**Action item:** Where the string "reenviado" occurs in a line of the entries below, copy that line.

Stored data: Begin

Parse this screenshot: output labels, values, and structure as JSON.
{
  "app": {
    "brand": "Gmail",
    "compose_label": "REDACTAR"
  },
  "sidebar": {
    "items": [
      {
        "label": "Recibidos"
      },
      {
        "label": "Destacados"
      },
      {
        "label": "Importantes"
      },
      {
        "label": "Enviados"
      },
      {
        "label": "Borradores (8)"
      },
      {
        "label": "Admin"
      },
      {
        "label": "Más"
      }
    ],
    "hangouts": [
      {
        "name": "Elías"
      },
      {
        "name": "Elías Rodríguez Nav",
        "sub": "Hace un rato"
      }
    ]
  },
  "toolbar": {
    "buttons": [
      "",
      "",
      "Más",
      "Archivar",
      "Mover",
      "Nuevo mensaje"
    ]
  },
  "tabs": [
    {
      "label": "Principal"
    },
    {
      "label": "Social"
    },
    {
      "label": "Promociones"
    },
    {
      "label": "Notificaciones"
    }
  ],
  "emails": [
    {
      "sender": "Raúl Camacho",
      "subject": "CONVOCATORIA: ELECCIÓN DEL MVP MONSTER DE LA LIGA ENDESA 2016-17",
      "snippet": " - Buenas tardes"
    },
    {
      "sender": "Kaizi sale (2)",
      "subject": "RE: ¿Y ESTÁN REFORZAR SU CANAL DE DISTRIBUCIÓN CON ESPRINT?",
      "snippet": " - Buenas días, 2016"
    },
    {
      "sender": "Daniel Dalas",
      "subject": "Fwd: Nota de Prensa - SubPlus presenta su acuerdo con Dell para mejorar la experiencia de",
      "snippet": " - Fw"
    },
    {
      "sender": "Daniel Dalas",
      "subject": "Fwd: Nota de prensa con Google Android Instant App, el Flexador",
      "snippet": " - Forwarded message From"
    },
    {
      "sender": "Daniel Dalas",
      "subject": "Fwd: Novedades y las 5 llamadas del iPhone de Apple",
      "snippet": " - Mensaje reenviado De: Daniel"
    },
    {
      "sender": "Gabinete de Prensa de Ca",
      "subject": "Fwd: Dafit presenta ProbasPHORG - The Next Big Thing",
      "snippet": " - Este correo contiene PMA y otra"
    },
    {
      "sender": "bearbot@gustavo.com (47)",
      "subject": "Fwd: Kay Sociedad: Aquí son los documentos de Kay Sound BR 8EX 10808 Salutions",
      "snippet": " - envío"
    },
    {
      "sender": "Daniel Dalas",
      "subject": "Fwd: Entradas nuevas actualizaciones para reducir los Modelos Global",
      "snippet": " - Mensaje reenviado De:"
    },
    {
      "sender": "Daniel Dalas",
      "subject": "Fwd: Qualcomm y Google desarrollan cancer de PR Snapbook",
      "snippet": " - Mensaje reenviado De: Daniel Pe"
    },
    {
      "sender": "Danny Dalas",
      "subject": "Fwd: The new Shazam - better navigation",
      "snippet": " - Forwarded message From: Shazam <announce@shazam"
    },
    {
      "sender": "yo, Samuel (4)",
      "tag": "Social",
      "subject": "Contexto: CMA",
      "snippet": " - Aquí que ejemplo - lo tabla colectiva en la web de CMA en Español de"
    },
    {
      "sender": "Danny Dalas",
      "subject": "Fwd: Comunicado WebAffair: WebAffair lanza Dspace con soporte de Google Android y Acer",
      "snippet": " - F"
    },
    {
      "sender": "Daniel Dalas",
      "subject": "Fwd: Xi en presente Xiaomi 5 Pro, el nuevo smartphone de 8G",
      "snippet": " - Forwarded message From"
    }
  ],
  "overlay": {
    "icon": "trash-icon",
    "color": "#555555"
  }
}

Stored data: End

**Answer section:**
      "snippet": " - Mensaje reenviado De: Daniel"
      "snippet": " - Mensaje reenviado De:"
      "snippet": " - Mensaje reenviado De: Daniel Pe"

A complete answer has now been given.